Summary and Conclusion:
Asset prices rose in March as market participants became more confident that the Federal Reserve would remain on hold during 2019 regarding the level of the Federal Funds rate and trade negotiations with China would end on a positive note. Market participants were encouraged by the message from the March Federal Open Market Committee (FOMC) meeting that signaled a tapering of the balance sheet normalization program and an end of the program in September. In addition, the FOMC repeated its intention to maintain its pause in increases in the Federal Funds rate and further changes in the Fed Funds rate would be data dependent. Market participants are now more positive than they were last month that they will see no rate increases during 2019. Market prices imply no increases in the Fed Funds rate during 2019 and any change in rates would be a cut. However, the Fed has maintained its balance sheet reduction at $50 billion during April, but Chairman Powell stated during the Press Conference that they would begin tapering the balance sheet reduction and end the program in September. We should learn more about the balance sheet normalization program when the minutes of the March meeting will be released on April 10 and when the Press Release is issued after the May 1 FOMC Meeting and we hear Chairman Powell’s statements during the Press Conference. Although asset price volatility has been low during March, asset prices have responded to news on China trade negotiations (positive) and on U.S. and global data releases on economic activity (negative). Data on economic activity has been negative on balance in both the United States and the Rest of the World -- a decline in global international trade in December and January (often an indicator of an economic slowdown/recession) and weaker economic activity in China, Europe, and the United States.
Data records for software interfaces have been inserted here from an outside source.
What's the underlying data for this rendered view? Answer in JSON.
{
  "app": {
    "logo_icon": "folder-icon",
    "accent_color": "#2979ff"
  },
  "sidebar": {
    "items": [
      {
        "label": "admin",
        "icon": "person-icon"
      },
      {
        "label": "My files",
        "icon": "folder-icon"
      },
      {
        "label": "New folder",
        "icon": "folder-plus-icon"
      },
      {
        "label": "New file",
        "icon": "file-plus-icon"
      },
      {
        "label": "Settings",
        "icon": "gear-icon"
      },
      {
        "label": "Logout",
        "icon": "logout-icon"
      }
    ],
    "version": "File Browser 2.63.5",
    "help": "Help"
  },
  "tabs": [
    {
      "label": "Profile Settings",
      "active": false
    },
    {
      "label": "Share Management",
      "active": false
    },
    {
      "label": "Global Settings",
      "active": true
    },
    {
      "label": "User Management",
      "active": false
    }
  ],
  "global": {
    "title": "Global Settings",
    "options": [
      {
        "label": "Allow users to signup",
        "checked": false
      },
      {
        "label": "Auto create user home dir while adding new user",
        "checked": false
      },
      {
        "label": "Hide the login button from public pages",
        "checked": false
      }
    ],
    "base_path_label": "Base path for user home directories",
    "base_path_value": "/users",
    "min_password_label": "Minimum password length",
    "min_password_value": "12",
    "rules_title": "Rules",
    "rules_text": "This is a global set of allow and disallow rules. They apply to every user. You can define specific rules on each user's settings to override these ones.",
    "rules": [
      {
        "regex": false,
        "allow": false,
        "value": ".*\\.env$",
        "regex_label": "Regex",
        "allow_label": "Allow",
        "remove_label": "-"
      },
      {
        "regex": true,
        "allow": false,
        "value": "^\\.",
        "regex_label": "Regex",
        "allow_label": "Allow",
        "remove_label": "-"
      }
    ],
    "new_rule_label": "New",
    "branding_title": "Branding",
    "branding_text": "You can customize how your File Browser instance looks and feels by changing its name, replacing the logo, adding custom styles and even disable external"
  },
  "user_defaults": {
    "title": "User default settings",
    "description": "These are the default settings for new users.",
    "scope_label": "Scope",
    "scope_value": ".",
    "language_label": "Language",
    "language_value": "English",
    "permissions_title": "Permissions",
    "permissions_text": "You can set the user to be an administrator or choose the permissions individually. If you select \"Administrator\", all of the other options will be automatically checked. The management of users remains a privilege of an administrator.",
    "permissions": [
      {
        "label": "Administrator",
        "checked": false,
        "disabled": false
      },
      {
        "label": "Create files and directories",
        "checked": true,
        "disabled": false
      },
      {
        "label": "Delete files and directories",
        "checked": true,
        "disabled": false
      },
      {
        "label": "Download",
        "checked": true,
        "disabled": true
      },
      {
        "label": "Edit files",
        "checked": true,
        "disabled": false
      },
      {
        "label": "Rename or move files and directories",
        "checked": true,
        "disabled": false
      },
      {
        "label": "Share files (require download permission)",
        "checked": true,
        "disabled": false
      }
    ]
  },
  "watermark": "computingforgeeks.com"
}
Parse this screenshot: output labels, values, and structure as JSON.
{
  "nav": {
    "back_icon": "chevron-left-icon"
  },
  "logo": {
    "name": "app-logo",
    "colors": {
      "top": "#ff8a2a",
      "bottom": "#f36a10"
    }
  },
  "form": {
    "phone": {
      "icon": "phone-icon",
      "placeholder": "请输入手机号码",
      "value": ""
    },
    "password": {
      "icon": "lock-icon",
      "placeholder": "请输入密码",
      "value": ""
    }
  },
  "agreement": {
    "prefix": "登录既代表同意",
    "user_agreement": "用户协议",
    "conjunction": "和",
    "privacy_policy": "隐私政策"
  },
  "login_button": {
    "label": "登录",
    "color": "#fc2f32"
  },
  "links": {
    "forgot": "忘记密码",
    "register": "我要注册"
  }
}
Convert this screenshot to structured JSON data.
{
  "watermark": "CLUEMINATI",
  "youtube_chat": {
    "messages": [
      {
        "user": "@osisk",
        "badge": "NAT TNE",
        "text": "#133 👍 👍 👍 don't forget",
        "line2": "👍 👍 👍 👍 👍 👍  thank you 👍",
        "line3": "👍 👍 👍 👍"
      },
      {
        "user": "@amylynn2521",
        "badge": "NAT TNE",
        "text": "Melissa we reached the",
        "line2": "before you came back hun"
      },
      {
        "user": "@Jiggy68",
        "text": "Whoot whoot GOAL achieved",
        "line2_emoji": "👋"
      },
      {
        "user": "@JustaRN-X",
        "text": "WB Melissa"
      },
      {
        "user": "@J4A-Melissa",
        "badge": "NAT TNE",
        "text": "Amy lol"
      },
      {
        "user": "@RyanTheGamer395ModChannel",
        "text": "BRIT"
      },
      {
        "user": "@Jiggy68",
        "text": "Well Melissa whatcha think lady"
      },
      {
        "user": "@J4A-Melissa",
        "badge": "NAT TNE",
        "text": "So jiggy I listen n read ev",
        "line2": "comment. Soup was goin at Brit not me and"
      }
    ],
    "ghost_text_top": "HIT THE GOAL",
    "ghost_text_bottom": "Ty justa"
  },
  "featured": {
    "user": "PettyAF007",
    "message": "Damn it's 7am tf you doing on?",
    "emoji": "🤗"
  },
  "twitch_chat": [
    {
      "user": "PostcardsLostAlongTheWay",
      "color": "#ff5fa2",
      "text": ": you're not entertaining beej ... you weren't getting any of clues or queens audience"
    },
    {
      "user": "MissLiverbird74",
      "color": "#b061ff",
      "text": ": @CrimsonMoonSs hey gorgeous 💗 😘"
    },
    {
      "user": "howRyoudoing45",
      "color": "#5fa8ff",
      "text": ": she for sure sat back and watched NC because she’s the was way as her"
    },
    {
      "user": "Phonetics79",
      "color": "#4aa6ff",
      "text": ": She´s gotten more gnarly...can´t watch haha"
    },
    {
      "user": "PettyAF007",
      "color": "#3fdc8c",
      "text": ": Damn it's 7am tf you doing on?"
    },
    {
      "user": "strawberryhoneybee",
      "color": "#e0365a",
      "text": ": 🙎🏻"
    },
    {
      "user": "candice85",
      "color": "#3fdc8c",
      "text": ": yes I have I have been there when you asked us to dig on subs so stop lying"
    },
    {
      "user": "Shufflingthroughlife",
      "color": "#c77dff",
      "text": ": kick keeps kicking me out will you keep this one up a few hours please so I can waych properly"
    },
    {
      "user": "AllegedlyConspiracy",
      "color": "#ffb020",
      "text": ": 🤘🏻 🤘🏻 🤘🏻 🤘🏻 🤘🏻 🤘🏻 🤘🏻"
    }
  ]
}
The IMF indicated that they will lower their outlook for the global economy when they release their global economic outlook next week. (Data releases for the United States will be distorted for the next few months because of the way the Bureau of Economic Analysis accounts for the effect of the government shutdown on published economic output and prices – lower output and higher inflation in 2019Q1 and higher output and lower inflation in 2019Q2.) The yield curve flattened and briefly inverted (U.S. Treasury 10 year – 90 day) – another signal for past recessions..